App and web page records
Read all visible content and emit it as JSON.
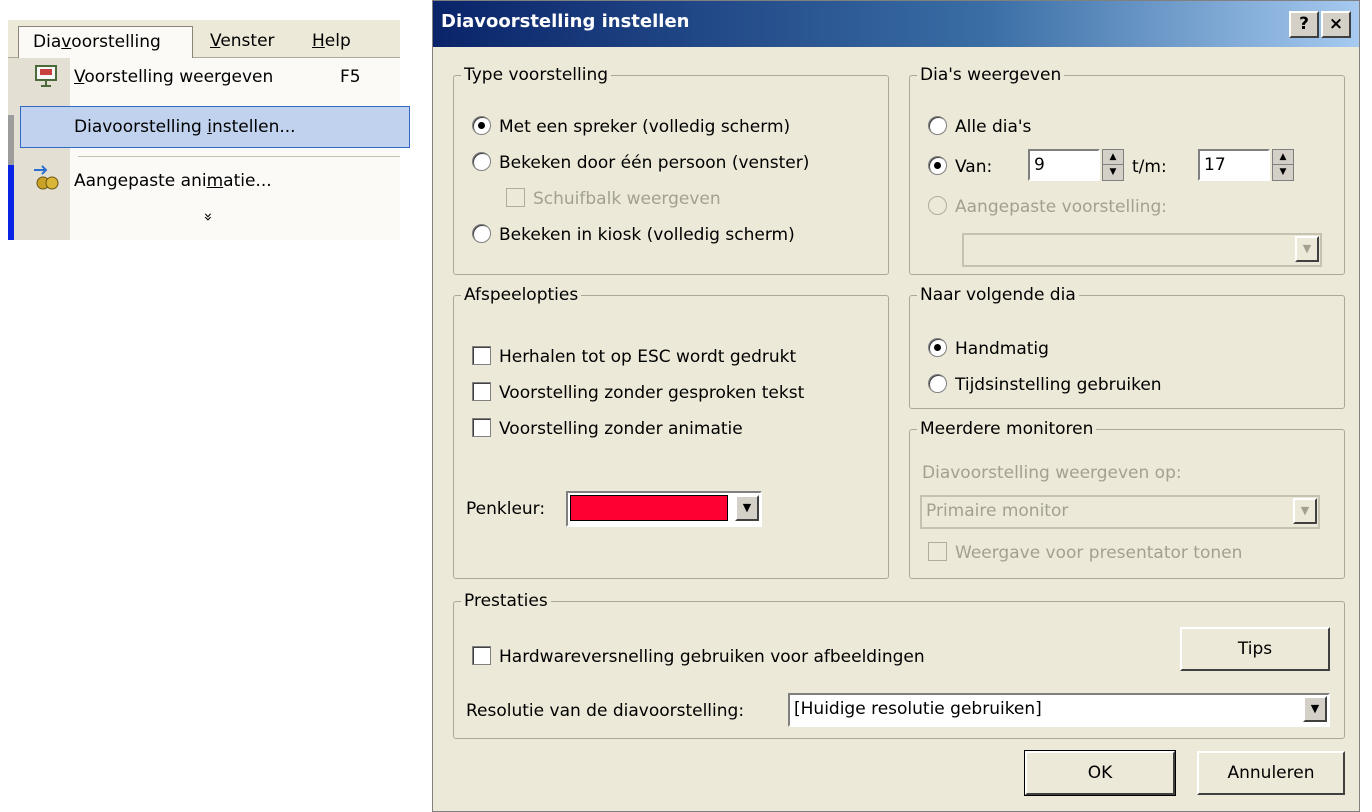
{
  "menu": {
    "bar": [
      "Diavoorstelling",
      "Venster",
      "Help"
    ],
    "items": [
      {
        "label": "Voorstelling weergeven",
        "shortcut": "F5"
      },
      {
        "label": "Diavoorstelling instellen..."
      },
      {
        "label": "Aangepaste animatie..."
      }
    ],
    "more": "»"
  },
  "dialog": {
    "title": "Diavoorstelling instellen",
    "help_btn": "?",
    "close_btn": "×",
    "type": {
      "legend": "Type voorstelling",
      "opt1": "Met een spreker (volledig scherm)",
      "opt2": "Bekeken door één persoon (venster)",
      "scrollbar": "Schuifbalk weergeven",
      "opt3": "Bekeken in kiosk (volledig scherm)"
    },
    "slides": {
      "legend": "Dia's weergeven",
      "all": "Alle dia's",
      "from_label": "Van:",
      "from_value": "9",
      "to_label": "t/m:",
      "to_value": "17",
      "custom": "Aangepaste voorstelling:"
    },
    "play": {
      "legend": "Afspeelopties",
      "opt1": "Herhalen tot op ESC wordt gedrukt",
      "opt2": "Voorstelling zonder gesproken tekst",
      "opt3": "Voorstelling zonder animatie",
      "pen_label": "Penkleur:",
      "pen_color": "#ff0033"
    },
    "advance": {
      "legend": "Naar volgende dia",
      "manual": "Handmatig",
      "timing": "Tijdsinstelling gebruiken"
    },
    "monitors": {
      "legend": "Meerdere monitoren",
      "label": "Diavoorstelling weergeven op:",
      "value": "Primaire monitor",
      "presenter": "Weergave voor presentator tonen"
    },
    "perf": {
      "legend": "Prestaties",
      "hw": "Hardwareversnelling gebruiken voor afbeeldingen",
      "tips": "Tips",
      "res_label": "Resolutie van de diavoorstelling:",
      "res_value": "[Huidige resolutie gebruiken]"
    },
    "ok": "OK",
    "cancel": "Annuleren"
  }
}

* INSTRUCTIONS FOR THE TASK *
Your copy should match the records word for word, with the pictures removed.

* RESULT OF THE TASK *
Read all visible content and emit it as JSON.
{
  "menu": {
    "bar": [
      "Diavoorstelling",
      "Venster",
      "Help"
    ],
    "items": [
      {
        "label": "Voorstelling weergeven",
        "shortcut": "F5"
      },
      {
        "label": "Diavoorstelling instellen..."
      },
      {
        "label": "Aangepaste animatie..."
      }
    ],
    "more": "»"
  },
  "dialog": {
    "title": "Diavoorstelling instellen",
    "help_btn": "?",
    "close_btn": "×",
    "type": {
      "legend": "Type voorstelling",
      "opt1": "Met een spreker (volledig scherm)",
      "opt2": "Bekeken door één persoon (venster)",
      "scrollbar": "Schuifbalk weergeven",
      "opt3": "Bekeken in kiosk (volledig scherm)"
    },
    "slides": {
      "legend": "Dia's weergeven",
      "all": "Alle dia's",
      "from_label": "Van:",
      "from_value": "9",
      "to_label": "t/m:",
      "to_value": "17",
      "custom": "Aangepaste voorstelling:"
    },
    "play": {
      "legend": "Afspeelopties",
      "opt1": "Herhalen tot op ESC wordt gedrukt",
      "opt2": "Voorstelling zonder gesproken tekst",
      "opt3": "Voorstelling zonder animatie",
      "pen_label": "Penkleur:",
      "pen_color": "#ff0033"
    },
    "advance": {
      "legend": "Naar volgende dia",
      "manual": "Handmatig",
      "timing": "Tijdsinstelling gebruiken"
    },
    "monitors": {
      "legend": "Meerdere monitoren",
      "label": "Diavoorstelling weergeven op:",
      "value": "Primaire monitor",
      "presenter": "Weergave voor presentator tonen"
    },
    "perf": {
      "legend": "Prestaties",
      "hw": "Hardwareversnelling gebruiken voor afbeeldingen",
      "tips": "Tips",
      "res_label": "Resolutie van de diavoorstelling:",
      "res_value": "[Huidige resolutie gebruiken]"
    },
    "ok": "OK",
    "cancel": "Annuleren"
  }
}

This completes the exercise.